Every line in the data below that has the word "there" should be returned.

Excerpts from an interface dataset:
== Segment start ==

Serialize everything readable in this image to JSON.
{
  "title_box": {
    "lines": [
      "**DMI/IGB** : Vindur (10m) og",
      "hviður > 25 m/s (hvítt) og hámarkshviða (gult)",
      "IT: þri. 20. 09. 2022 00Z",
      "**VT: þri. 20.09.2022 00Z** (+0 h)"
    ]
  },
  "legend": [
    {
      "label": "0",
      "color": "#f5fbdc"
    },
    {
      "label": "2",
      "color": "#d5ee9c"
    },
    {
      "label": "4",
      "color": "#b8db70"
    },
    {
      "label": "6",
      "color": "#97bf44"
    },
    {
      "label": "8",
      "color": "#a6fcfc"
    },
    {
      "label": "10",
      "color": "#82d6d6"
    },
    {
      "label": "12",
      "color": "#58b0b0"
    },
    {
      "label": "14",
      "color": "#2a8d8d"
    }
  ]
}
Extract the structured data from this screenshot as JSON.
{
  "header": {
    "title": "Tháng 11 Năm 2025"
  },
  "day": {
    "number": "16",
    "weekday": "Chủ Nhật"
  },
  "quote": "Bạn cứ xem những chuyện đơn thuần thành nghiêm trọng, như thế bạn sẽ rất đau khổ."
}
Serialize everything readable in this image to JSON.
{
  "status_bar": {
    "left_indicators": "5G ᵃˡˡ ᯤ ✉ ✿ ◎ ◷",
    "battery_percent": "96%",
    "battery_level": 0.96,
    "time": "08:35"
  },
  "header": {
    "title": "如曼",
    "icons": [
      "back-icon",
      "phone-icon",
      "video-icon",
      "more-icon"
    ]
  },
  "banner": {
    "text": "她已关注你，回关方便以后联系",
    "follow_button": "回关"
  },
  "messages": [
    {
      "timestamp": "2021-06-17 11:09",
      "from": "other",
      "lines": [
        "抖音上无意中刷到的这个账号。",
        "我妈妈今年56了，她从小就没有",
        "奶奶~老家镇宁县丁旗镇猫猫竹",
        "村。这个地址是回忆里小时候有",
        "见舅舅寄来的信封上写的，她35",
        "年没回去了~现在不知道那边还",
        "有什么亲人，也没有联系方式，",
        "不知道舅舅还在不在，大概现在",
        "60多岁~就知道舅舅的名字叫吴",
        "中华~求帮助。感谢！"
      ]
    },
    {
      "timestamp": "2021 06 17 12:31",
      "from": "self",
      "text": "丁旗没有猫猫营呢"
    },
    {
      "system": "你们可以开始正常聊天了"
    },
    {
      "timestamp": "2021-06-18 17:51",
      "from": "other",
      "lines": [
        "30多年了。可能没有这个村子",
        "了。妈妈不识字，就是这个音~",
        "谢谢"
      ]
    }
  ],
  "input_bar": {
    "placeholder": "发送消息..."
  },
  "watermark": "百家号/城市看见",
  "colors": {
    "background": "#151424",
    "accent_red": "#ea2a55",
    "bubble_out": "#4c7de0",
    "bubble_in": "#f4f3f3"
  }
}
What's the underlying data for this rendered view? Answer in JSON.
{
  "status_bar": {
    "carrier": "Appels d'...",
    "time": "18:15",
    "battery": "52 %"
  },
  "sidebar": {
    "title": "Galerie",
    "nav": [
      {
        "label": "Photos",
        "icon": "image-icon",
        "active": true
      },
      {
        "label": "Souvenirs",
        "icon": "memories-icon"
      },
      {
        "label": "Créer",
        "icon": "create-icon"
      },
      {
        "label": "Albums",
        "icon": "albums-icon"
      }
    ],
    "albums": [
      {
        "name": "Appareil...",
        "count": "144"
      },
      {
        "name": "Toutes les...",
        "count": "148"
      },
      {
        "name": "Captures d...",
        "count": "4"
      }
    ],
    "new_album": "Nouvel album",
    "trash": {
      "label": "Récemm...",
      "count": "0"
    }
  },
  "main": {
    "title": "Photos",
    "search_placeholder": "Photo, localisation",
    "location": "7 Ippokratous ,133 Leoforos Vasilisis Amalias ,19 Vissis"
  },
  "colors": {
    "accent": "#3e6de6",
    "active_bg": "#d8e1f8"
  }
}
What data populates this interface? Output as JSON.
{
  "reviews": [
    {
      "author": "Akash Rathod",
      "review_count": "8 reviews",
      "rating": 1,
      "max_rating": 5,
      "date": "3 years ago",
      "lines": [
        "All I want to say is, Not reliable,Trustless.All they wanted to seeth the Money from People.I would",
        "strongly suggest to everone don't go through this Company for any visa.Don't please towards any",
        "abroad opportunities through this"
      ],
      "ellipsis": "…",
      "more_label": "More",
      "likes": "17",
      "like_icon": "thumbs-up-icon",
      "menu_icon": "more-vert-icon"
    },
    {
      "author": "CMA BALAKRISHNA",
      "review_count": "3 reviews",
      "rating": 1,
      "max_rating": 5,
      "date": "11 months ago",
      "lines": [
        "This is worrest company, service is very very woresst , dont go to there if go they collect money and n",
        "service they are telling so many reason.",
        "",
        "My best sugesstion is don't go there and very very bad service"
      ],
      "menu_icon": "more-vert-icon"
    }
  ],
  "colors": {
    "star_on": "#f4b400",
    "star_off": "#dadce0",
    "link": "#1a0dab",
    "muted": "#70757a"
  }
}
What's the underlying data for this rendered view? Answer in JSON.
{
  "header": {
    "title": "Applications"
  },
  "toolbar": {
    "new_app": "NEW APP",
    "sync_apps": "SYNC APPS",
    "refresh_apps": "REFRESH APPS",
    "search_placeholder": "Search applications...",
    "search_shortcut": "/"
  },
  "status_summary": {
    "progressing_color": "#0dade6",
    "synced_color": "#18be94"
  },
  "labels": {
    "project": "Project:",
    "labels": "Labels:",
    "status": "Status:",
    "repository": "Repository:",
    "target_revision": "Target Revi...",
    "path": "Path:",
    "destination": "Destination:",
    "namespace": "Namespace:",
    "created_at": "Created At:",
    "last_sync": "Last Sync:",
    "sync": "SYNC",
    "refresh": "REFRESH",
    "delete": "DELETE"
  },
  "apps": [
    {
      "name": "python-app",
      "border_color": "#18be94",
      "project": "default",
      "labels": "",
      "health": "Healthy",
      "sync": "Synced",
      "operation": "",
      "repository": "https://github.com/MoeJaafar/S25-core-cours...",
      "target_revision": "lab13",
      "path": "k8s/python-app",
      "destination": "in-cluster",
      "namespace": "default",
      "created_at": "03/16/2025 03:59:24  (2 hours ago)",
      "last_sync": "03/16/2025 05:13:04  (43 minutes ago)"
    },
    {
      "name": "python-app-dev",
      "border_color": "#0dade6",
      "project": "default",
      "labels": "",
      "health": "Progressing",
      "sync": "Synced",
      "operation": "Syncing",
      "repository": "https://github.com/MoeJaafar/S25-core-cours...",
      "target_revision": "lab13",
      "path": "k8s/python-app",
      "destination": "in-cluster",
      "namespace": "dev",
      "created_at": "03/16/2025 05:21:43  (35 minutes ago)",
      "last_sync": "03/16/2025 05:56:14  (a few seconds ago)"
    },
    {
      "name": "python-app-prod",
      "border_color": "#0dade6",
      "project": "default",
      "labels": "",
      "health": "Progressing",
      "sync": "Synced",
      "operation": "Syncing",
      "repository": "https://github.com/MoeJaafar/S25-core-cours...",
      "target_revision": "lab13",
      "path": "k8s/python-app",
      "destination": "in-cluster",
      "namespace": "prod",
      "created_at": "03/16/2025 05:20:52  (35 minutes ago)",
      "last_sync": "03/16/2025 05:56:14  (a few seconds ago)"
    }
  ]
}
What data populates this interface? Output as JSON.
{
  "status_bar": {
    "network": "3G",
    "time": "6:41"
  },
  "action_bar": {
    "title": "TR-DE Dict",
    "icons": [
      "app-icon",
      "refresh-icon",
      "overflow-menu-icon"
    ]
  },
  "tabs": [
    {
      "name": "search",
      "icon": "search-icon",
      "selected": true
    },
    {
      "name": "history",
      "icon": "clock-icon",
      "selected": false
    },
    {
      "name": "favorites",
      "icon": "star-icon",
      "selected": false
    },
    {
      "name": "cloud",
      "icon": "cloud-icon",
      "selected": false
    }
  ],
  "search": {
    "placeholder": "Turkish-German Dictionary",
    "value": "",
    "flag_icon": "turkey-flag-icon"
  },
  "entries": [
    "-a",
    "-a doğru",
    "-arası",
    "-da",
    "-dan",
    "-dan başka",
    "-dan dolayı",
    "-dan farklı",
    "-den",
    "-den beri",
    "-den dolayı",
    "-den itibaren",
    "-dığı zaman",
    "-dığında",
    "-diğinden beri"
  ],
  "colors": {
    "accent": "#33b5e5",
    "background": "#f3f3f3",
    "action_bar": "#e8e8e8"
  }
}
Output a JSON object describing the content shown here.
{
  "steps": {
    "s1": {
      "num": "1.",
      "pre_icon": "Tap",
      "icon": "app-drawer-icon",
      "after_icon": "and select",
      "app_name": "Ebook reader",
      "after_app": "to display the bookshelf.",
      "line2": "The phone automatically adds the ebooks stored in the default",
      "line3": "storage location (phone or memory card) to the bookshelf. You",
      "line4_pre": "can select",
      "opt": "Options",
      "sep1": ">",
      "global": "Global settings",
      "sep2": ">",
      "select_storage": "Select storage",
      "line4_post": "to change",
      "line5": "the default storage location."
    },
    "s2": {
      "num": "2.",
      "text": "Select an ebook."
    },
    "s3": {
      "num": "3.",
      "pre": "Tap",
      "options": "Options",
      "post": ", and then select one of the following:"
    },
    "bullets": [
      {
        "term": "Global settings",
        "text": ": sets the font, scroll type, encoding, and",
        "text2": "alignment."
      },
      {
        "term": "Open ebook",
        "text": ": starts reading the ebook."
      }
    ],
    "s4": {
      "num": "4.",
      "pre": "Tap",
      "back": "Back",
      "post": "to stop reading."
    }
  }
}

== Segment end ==

### OUTPUT OF THE EXERCISE
        "This is worrest company, service is very very woresst , dont go to there if go they collect money and n",
        "My best sugesstion is don't go there and very very bad service"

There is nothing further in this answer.